WORK INSTRUCTIONS
Show every line of the data that contains the string "text".

++++++++++

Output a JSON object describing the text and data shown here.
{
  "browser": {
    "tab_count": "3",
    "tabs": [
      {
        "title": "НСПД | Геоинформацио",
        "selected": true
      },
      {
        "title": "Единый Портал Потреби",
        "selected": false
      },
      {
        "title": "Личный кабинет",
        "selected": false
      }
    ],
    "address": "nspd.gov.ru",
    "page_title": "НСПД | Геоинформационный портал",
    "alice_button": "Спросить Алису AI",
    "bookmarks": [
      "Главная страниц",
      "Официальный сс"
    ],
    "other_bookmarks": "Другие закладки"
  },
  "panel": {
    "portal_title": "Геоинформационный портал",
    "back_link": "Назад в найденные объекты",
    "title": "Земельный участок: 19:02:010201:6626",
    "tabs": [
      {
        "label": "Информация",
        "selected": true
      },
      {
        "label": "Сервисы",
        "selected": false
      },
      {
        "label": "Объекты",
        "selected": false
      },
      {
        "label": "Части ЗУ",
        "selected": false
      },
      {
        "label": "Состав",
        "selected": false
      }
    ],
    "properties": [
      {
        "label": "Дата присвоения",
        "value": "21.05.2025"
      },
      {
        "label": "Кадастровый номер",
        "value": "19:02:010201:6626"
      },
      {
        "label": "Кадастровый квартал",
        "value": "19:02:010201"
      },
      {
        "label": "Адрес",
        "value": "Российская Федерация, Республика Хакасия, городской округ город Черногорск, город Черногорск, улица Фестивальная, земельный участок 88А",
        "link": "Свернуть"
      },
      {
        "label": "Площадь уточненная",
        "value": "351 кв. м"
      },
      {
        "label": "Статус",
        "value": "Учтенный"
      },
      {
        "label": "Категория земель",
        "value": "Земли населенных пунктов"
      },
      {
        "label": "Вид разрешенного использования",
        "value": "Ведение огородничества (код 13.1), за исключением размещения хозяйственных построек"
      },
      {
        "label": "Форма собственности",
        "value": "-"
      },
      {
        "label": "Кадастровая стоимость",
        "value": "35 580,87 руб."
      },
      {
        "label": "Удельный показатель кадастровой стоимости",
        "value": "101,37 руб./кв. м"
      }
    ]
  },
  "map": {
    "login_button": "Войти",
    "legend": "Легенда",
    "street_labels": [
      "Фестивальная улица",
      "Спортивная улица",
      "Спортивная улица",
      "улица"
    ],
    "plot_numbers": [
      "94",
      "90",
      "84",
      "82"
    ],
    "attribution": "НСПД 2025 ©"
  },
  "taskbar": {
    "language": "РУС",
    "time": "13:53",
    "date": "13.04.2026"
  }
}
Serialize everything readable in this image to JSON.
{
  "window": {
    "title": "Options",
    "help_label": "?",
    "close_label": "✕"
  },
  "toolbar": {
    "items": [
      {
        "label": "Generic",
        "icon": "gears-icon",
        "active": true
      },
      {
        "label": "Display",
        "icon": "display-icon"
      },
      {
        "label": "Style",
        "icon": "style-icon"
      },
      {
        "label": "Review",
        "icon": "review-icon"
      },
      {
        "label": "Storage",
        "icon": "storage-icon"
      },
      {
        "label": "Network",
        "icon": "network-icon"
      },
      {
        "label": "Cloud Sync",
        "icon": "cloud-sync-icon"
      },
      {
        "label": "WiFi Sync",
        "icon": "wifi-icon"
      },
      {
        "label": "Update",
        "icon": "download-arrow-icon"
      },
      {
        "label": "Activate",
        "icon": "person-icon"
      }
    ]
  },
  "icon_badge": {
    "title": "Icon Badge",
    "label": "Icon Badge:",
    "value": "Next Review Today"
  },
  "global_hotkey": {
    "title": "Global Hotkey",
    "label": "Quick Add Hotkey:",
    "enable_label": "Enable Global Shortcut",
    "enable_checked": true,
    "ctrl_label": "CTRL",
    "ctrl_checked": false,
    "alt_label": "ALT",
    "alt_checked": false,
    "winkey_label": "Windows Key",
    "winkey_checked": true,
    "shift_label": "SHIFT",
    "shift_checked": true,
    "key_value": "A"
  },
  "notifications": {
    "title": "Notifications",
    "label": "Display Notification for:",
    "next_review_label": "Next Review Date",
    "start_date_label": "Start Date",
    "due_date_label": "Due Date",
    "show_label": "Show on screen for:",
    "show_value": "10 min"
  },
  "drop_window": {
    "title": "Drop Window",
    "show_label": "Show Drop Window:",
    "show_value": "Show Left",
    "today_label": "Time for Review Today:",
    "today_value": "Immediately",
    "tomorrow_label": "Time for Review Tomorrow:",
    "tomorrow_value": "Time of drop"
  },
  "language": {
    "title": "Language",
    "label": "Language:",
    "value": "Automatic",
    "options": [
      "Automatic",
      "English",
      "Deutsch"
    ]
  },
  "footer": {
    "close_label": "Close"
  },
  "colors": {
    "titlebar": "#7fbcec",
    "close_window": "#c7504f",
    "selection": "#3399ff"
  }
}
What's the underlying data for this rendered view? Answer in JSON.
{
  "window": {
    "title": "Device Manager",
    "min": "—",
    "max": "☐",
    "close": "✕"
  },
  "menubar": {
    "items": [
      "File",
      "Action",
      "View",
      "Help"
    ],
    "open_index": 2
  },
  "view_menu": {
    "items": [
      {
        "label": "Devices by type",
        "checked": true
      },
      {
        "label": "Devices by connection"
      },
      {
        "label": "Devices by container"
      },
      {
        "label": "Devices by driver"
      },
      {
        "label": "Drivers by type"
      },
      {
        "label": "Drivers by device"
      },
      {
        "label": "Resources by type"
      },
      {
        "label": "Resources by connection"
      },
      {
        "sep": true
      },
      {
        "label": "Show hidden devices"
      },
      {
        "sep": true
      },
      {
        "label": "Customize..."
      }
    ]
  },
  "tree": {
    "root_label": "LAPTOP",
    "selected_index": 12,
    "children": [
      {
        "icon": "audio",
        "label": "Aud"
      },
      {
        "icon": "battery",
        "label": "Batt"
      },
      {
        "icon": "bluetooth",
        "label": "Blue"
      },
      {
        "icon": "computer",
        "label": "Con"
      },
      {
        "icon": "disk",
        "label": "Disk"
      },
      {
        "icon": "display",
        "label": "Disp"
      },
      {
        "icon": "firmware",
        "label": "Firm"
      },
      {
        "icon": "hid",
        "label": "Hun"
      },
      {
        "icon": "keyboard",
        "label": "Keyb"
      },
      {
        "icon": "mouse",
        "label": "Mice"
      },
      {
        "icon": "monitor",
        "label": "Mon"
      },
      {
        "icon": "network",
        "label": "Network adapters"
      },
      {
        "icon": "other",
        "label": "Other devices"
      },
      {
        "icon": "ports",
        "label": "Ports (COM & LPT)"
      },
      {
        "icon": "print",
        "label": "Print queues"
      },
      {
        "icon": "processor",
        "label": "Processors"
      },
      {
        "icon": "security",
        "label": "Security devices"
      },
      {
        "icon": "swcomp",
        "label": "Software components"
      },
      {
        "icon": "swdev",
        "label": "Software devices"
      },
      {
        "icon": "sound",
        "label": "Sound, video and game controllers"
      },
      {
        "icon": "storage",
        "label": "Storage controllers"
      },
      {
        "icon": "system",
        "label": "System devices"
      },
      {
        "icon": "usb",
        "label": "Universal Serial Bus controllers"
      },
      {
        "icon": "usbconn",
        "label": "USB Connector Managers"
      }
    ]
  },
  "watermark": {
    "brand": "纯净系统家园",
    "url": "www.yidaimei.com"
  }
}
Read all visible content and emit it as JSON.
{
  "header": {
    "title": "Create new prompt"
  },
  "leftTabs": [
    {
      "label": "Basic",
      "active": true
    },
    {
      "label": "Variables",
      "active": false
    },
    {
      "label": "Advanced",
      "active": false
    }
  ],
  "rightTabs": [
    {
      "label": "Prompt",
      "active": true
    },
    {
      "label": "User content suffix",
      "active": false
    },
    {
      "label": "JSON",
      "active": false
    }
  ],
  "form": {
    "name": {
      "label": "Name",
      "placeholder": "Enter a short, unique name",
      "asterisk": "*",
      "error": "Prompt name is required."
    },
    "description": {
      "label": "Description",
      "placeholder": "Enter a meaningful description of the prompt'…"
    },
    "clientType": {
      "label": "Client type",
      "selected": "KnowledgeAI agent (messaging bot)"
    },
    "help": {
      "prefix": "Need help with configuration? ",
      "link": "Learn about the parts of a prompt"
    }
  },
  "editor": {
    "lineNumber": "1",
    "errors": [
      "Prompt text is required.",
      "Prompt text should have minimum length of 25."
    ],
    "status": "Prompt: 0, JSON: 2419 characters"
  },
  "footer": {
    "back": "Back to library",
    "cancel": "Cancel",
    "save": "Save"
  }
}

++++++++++

RESULT OF THIS EXERCISE
Output a JSON object describing the text and data shown here.
      "Prompt text is required.",
      "Prompt text should have minimum length of 25."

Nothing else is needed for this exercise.